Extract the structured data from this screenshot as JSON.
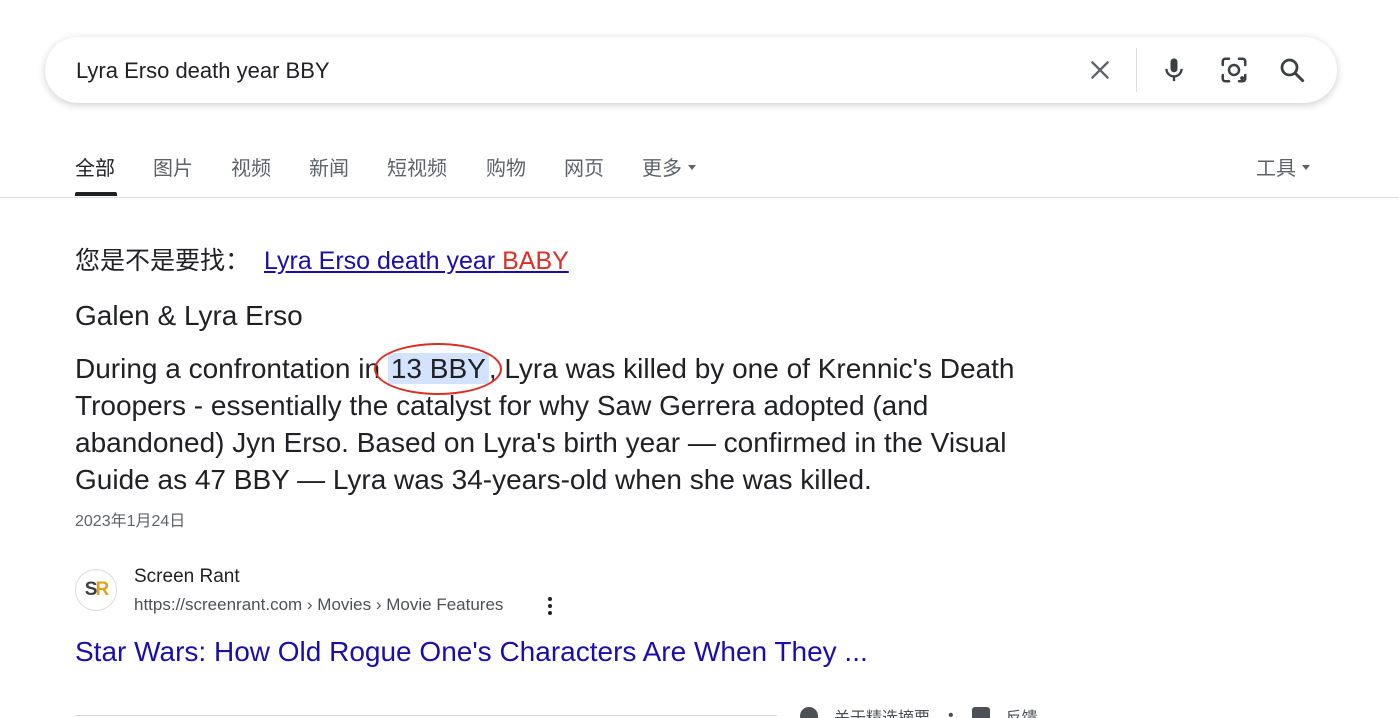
{
  "search": {
    "query": "Lyra Erso death year BBY",
    "icons": [
      "close-icon",
      "mic-icon",
      "lens-icon",
      "search-icon"
    ]
  },
  "tabs": [
    {
      "label": "全部",
      "active": true
    },
    {
      "label": "图片"
    },
    {
      "label": "视频"
    },
    {
      "label": "新闻"
    },
    {
      "label": "短视频"
    },
    {
      "label": "购物"
    },
    {
      "label": "网页"
    },
    {
      "label": "更多"
    }
  ],
  "tools_label": "工具",
  "did_you_mean": {
    "prefix": "您是不是要找：",
    "link_plain": "Lyra Erso death year ",
    "link_correction": "BABY"
  },
  "snippet": {
    "title": "Galen & Lyra Erso",
    "body_before": "During a confrontation in ",
    "highlight": "13 BBY",
    "body_after": ", Lyra was killed by one of Krennic's Death Troopers - essentially the catalyst for why Saw Gerrera adopted (and abandoned) Jyn Erso. Based on Lyra's birth year — confirmed in the Visual Guide as 47 BBY — Lyra was 34-years-old when she was killed.",
    "date": "2023年1月24日"
  },
  "source": {
    "logo_s": "S",
    "logo_r": "R",
    "name": "Screen Rant",
    "url": "https://screenrant.com › Movies › Movie Features",
    "result_title": "Star Wars: How Old Rogue One's Characters Are When They ..."
  },
  "footer": {
    "about": "关于精选摘要",
    "separator": "•",
    "feedback": "反馈"
  },
  "colors": {
    "link": "#1a0dab",
    "correction": "#d93025",
    "highlight": "#d3e3fd",
    "annotation": "#d93025"
  }
}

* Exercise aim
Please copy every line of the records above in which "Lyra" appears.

* Solution
    "query": "Lyra Erso death year BBY",
    "link_plain": "Lyra Erso death year ",
    "title": "Galen & Lyra Erso",
    "body_after": ", Lyra was killed by one of Krennic's Death Troopers - essentially the catalyst for why Saw Gerrera adopted (and abandoned) Jyn Erso. Based on Lyra's birth year — confirmed in the Visual Guide as 47 BBY — Lyra was 34-years-old when she was killed.",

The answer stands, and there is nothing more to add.